Two authors shortlisted for the T.S. Eliot Prize for poetry have withdrawn, saying they objected to investment company Aurum Funds sponsoring the award.
The Poetry Book Society, which runs the annual award for a collection of poetry, lost funding from the Arts Council England as part of government spending cuts.
Australian John Kinsella, who was shortlisted for his latest work Armour, said he had withdrawn on ethical grounds as an anti-capitalist in full-on form.
Many top arts honours, including the Man Booker Prize, are funded by the private sector, and company sponsorship is becoming increasingly important as state support is reduced.
My politics and ethics are such that I can't accept money from such a source, Kinsella told the Bookseller publication.
I fully understand why the Poetry Book Society has looked elsewhere for funding, given the horrendous way they were treated, but as an anticapitalist in full-on form, that is my position.
He did not have any specific objections against Aurum Funds, but added that hedge funds were at the very pointy end of capitalism, if I can put it that way.
Kinsella joins Alice Oswald, who withdrew earlier this week for similar reasons.
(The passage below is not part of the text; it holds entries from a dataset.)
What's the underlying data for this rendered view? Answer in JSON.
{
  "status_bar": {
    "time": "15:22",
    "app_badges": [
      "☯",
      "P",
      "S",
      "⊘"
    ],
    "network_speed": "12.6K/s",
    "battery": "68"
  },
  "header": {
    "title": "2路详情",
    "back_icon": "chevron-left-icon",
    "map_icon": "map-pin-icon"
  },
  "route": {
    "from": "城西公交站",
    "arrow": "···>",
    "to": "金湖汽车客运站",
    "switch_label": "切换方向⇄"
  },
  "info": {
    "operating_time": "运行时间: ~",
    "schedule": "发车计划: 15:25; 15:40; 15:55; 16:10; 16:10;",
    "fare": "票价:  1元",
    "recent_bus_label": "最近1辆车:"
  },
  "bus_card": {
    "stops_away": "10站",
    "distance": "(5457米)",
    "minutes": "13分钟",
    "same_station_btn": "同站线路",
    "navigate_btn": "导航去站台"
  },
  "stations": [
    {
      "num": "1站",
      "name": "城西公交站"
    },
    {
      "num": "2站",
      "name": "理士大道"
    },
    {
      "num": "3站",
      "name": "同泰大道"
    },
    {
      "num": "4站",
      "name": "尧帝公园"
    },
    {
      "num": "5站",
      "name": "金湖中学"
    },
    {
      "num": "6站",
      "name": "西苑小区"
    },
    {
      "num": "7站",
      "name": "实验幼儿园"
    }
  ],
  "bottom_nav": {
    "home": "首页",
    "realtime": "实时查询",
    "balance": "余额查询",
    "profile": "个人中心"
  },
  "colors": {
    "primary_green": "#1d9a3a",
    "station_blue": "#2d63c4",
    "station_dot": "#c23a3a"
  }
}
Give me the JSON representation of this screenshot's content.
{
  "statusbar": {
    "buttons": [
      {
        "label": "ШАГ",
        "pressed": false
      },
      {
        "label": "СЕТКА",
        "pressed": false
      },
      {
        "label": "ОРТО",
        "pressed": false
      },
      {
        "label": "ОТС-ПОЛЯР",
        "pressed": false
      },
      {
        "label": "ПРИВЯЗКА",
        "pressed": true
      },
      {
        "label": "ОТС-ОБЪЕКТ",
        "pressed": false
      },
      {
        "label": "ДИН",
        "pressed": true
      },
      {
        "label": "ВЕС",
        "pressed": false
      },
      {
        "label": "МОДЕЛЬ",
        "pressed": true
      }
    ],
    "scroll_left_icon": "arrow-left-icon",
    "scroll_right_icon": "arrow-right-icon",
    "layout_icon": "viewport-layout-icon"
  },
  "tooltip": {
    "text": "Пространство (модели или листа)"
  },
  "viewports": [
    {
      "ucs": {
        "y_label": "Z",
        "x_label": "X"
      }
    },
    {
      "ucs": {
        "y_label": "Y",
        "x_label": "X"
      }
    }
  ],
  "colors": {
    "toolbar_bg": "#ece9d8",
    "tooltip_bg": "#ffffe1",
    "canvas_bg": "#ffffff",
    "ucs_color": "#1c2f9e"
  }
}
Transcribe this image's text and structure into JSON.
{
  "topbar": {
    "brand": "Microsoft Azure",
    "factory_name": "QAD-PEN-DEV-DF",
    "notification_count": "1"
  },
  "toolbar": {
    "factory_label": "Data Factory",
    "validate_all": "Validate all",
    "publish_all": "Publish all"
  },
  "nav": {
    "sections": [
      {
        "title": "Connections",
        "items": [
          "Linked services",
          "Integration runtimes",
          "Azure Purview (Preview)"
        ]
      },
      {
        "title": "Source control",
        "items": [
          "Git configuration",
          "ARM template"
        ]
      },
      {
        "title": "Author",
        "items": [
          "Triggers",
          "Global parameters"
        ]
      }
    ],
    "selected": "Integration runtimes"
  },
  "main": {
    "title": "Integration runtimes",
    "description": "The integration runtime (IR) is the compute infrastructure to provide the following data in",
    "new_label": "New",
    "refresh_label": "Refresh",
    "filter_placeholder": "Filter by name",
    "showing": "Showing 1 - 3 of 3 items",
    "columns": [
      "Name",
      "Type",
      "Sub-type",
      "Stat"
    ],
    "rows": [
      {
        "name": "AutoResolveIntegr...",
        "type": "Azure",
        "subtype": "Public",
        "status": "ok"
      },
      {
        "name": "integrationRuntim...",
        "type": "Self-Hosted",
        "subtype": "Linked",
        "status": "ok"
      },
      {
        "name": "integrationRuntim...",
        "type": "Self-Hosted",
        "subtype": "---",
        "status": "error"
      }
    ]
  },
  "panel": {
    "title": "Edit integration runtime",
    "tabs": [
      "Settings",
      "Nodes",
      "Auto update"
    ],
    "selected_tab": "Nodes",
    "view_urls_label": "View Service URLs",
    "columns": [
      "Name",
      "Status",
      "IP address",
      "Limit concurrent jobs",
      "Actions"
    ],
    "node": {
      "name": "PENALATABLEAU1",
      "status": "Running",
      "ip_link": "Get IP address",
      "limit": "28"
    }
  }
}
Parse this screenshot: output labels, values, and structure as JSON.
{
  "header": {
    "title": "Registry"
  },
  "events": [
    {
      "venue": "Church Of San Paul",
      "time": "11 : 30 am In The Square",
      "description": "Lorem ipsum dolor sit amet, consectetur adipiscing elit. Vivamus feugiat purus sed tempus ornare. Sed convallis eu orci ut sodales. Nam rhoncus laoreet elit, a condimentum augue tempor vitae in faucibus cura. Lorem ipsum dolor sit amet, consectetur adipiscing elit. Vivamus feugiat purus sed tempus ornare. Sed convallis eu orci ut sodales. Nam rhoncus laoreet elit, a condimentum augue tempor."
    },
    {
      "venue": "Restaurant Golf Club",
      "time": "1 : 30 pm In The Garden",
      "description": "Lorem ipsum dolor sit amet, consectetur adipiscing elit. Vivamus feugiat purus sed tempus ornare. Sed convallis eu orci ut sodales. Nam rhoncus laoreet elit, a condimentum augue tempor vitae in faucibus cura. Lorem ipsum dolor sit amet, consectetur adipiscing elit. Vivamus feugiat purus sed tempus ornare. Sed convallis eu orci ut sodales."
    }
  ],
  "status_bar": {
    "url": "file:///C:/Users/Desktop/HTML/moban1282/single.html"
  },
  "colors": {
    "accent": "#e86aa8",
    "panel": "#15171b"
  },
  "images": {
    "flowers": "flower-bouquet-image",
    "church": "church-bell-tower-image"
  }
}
She had been shortlisted for Memorial.
The Poetry Book Society's website now features eight nominees, down from 10, including poet laureate Carol Ann Duffy for The Bees.
The winner of the award, who receives a cheque for 15,000 pounds, will be announced on January 16, 2012. Each of the nominees receives 1,000 pounds.
(Reporting by Mike Collett-White, editing by Paul Casciato)